The Stroud Water Research Center’s Watershed Restoration Group teamed up last year with the Chester County Conservation District to provide research-based technical assistance and funding for plans that could help cultivate land improvements like “livestock management infrastructure and stream-side forested buffers,” according to a report in The Coatesville Times. “Forested buffers act as natural filters, improve water quality, minimize erosion and provide habitats for fish and other wildlife.”
The plans offered include “conservation plans, manure management plans, Mushroom Farm Environmental Management Plans, forested stream buffers and other best management practices.”
“This agreement formalizes what has already been a very productive relationship and spells out how we will bring together our different, but complementary, skills and resources,” Stroud Director of Watershed Restoration Matthew Ehrhart said in the article.
“I anticipate that Stroud Center’s water quality research combined with the Conservation District’s technical expertise will achieve great benefits for area farmers as well as for our environment,” Conservation District Director Christian Strohmaier added.

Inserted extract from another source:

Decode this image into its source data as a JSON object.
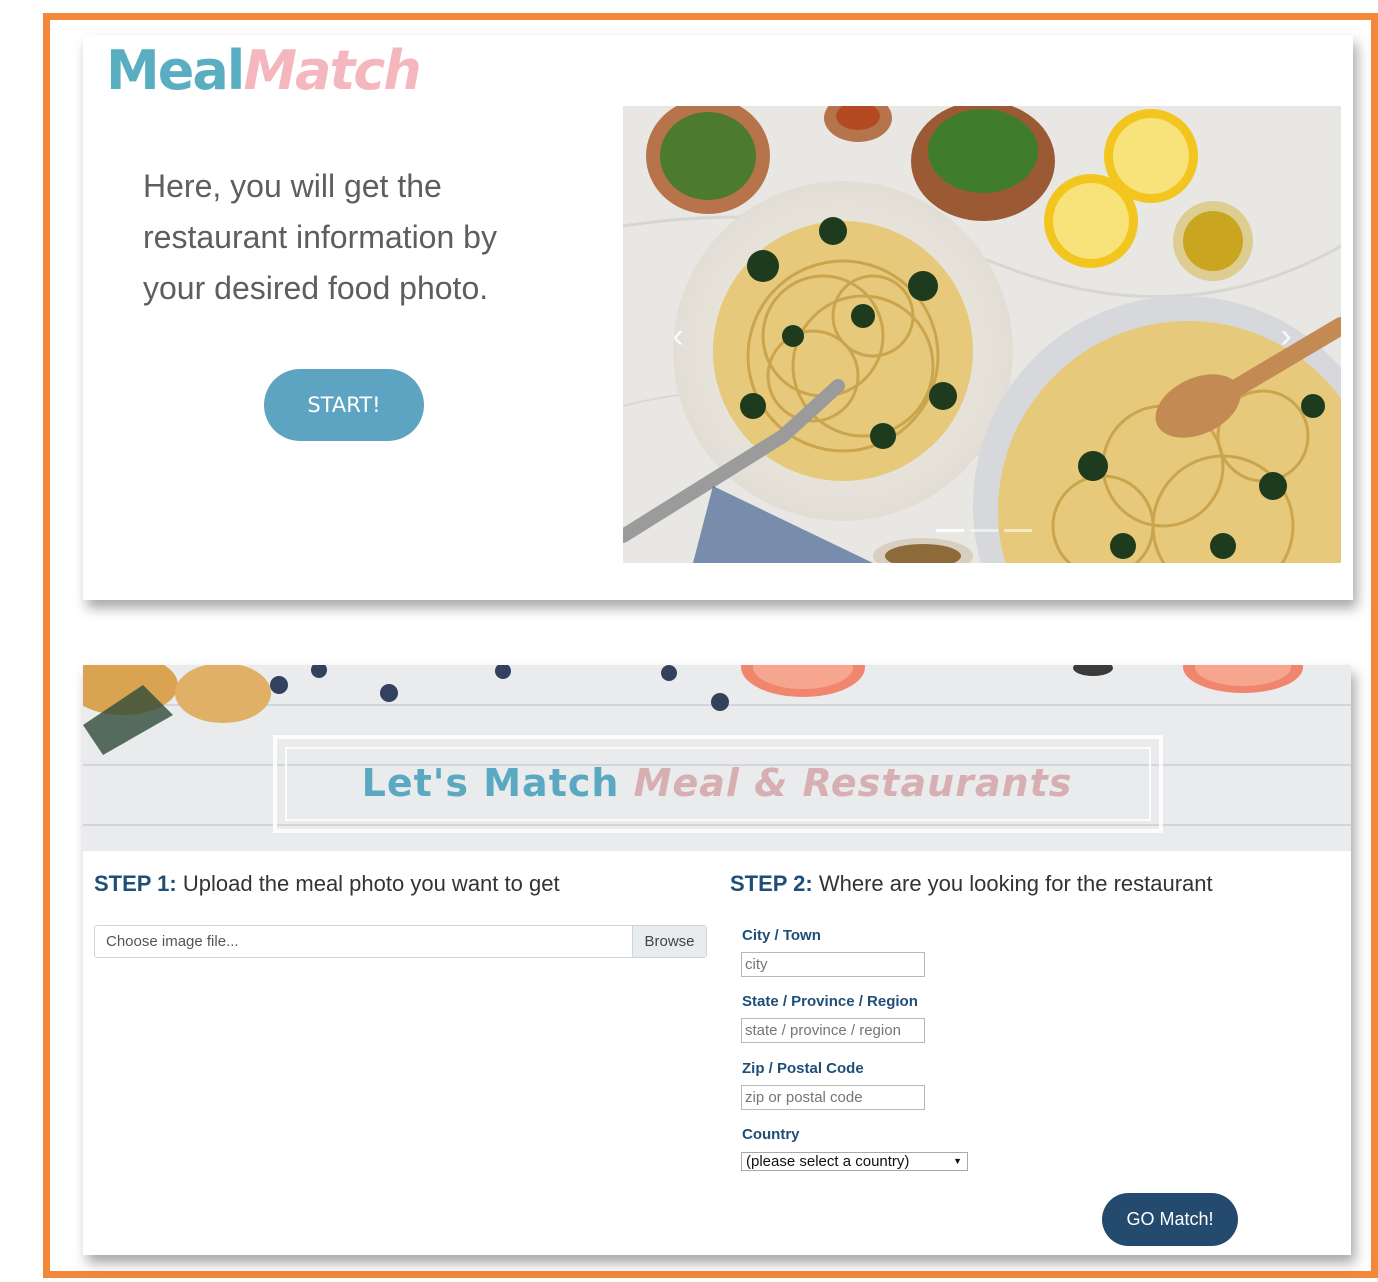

Read more about the partnership and resources available to local farmers in The Coatesville Times here.